JavaScript disabled. Please enable JavaScript to use My News, My Clippings, My Comments and user settings.

If you have trouble accessing our login form below, you can go to our login page.

If you have trouble accessing our login form below, you can go to our login page.

ANU plays starring role in heavenly clean-up

Date

Bridie Smith

The giant Magellan Telescope.

The giant Magellan Telescope.

Australian National University researchers have found a way to take the twinkle out of stars – welcome news for the international astronomers who will work on the world’s biggest light telescope being built in Chile.

Stars appear to twinkle because of the disruption caused by turbulence in the atmosphere, which distorts the light. This can make stars and galaxies appear little more than a speckly mess for astronomers.

‘‘Instead of a nice circular image, you get a speckly mess,’’ ANU physicist Francis Bennet said. ‘‘And instead of clean pin-points you’ll have messy blobs for galaxies.’’

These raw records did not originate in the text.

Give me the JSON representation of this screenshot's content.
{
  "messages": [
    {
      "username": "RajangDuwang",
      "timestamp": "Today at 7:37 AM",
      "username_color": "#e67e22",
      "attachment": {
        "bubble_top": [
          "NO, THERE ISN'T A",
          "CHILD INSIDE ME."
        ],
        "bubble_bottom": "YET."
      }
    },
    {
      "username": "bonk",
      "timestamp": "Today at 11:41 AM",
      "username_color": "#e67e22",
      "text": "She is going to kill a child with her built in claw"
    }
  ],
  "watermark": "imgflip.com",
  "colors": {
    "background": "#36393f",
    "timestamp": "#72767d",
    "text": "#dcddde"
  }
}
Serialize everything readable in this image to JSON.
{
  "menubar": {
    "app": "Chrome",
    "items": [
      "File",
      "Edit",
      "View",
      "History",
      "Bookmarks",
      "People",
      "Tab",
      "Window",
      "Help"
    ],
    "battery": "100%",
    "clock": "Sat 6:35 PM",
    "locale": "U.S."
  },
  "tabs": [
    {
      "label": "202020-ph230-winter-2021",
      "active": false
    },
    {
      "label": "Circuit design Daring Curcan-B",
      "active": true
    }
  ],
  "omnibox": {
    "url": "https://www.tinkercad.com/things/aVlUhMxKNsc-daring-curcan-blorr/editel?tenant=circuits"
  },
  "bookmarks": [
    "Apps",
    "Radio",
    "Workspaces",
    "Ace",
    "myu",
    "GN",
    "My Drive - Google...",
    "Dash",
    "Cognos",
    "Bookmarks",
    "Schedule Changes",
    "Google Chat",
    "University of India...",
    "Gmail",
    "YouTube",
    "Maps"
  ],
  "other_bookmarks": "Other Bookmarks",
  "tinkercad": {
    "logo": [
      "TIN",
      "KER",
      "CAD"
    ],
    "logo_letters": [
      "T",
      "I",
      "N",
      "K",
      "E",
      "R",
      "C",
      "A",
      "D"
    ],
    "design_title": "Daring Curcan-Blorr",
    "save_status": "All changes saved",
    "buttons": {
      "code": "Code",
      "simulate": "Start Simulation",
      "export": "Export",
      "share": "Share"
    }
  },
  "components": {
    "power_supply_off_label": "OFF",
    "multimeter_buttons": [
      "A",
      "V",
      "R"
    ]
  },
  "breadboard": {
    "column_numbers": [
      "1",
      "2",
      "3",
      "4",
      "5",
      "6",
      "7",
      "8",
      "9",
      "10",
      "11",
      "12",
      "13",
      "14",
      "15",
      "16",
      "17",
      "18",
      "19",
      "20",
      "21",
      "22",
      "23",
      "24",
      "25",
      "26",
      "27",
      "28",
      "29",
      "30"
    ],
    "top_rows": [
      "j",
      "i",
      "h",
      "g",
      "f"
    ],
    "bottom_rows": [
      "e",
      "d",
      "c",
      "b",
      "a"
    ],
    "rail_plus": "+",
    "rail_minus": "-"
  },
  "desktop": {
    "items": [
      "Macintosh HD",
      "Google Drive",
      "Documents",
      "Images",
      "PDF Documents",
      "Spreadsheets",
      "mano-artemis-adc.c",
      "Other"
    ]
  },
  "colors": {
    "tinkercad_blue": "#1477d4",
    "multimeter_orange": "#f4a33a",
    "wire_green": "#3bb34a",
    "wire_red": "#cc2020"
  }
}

In collaboration with colleagues at Mount Stromlo Observatory, Dr Bennet has developed an ‘‘adaptive optic system’’ which will counter the effect of atmospheric turbulence on the wavefront, which makes the image of the stars.

The device, which has just emerged from its preliminary design phase, will become a key part of the Giant Magellan Telescope. The telescope, the largest optical telescope ever to be built, is due for completion in 2020.

Inside the telescope will be seven 8.4 metre diameter mirrors and a smaller secondary mirror – also with seven segments – placed at the apex of the telescope. The Australian designed adaptive optic system will operate near the second mirror, where it will correct the distortions caused by atmospheric turbulence by essentially telling the smaller mirrors how to bend to counteract the ‘‘twinkle’’ of the stars.

This will deliver a clearer image – much sharper than those produced by the Hubble Space Telescope.

‘‘Hubble has a relatively smaller mirror,’’ Dr Bennet said. ‘‘It’s only a metre or two whereas this one will be some 25 metres so you can image things in fine detail. But you need an adaptive optic system to provide the correction.’’

Currently astronomers can see about 11 billion light years into the past. But a telescope like the Giant Magellan Telescope, which is able to see much fainter objects, will allow us to see as far as 13 billion light years back in time.

Dr Bennet will outline the optic system on Wednesday at the Australian Institute of Physics congress in Sydney.

Based at the Las Campanas Observatory in the Atacama Desert, the site for the Giant Magellan Telescope was selected because it is free from atmospheric pollution and largely free from light pollution.

 

Featured advertisers